> _RECORDS PROVIDED_:

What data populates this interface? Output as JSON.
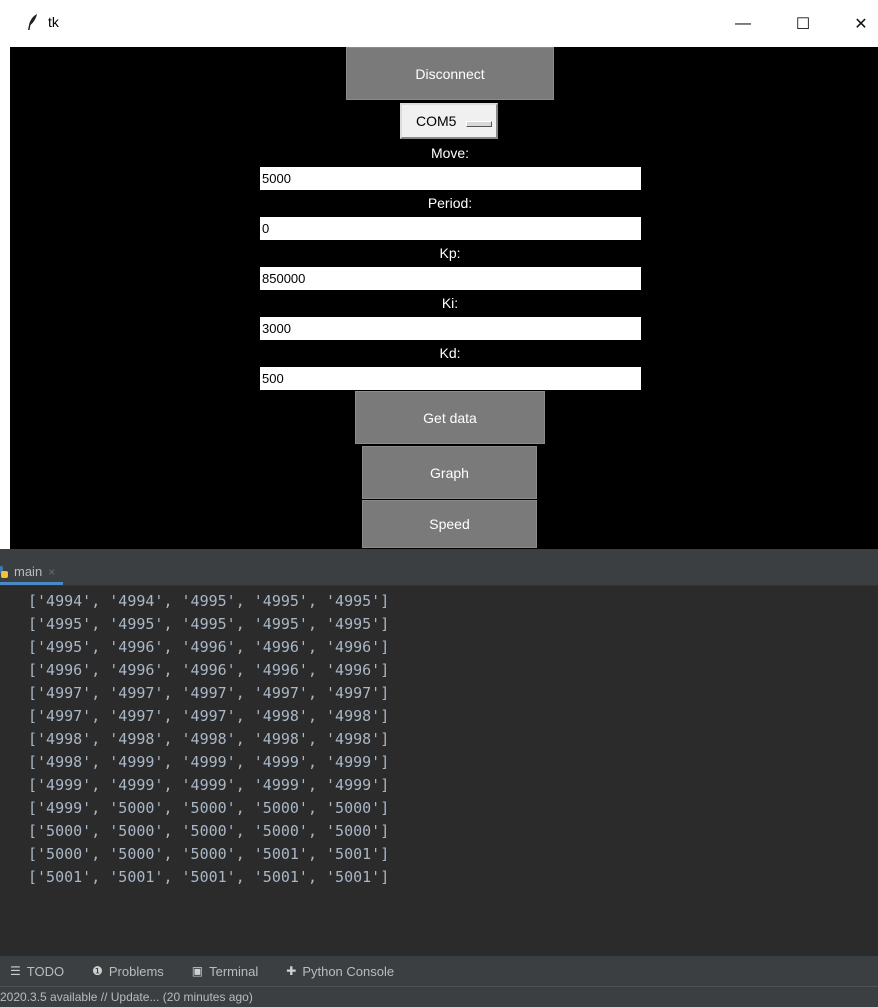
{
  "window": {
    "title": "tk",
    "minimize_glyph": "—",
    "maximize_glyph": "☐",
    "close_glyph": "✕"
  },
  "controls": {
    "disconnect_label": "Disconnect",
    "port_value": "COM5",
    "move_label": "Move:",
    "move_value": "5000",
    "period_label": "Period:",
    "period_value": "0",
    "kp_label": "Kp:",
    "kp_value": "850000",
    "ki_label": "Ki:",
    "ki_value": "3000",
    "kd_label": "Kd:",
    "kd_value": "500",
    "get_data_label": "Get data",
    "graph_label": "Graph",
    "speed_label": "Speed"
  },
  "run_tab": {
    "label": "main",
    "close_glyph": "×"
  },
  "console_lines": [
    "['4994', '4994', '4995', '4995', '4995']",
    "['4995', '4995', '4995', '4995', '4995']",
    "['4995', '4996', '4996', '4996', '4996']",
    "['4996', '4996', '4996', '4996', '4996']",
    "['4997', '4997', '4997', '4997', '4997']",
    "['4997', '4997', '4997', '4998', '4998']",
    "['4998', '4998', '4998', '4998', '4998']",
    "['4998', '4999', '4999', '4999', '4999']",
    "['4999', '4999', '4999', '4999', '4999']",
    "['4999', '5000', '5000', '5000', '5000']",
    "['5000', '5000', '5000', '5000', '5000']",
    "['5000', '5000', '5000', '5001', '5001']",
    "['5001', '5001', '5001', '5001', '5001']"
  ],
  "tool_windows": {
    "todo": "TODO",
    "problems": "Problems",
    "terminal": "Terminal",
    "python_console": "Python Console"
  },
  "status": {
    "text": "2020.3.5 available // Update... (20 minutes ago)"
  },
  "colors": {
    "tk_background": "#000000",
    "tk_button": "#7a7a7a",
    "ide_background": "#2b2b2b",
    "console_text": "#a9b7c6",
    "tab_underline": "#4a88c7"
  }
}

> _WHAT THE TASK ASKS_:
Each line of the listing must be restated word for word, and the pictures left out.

> _EXERCISE ANSWER_:
What data populates this interface? Output as JSON.
{
  "window": {
    "title": "tk",
    "minimize_glyph": "—",
    "maximize_glyph": "☐",
    "close_glyph": "✕"
  },
  "controls": {
    "disconnect_label": "Disconnect",
    "port_value": "COM5",
    "move_label": "Move:",
    "move_value": "5000",
    "period_label": "Period:",
    "period_value": "0",
    "kp_label": "Kp:",
    "kp_value": "850000",
    "ki_label": "Ki:",
    "ki_value": "3000",
    "kd_label": "Kd:",
    "kd_value": "500",
    "get_data_label": "Get data",
    "graph_label": "Graph",
    "speed_label": "Speed"
  },
  "run_tab": {
    "label": "main",
    "close_glyph": "×"
  },
  "console_lines": [
    "['4994', '4994', '4995', '4995', '4995']",
    "['4995', '4995', '4995', '4995', '4995']",
    "['4995', '4996', '4996', '4996', '4996']",
    "['4996', '4996', '4996', '4996', '4996']",
    "['4997', '4997', '4997', '4997', '4997']",
    "['4997', '4997', '4997', '4998', '4998']",
    "['4998', '4998', '4998', '4998', '4998']",
    "['4998', '4999', '4999', '4999', '4999']",
    "['4999', '4999', '4999', '4999', '4999']",
    "['4999', '5000', '5000', '5000', '5000']",
    "['5000', '5000', '5000', '5000', '5000']",
    "['5000', '5000', '5000', '5001', '5001']",
    "['5001', '5001', '5001', '5001', '5001']"
  ],
  "tool_windows": {
    "todo": "TODO",
    "problems": "Problems",
    "terminal": "Terminal",
    "python_console": "Python Console"
  },
  "status": {
    "text": "2020.3.5 available // Update... (20 minutes ago)"
  },
  "colors": {
    "tk_background": "#000000",
    "tk_button": "#7a7a7a",
    "ide_background": "#2b2b2b",
    "console_text": "#a9b7c6",
    "tab_underline": "#4a88c7"
  }
}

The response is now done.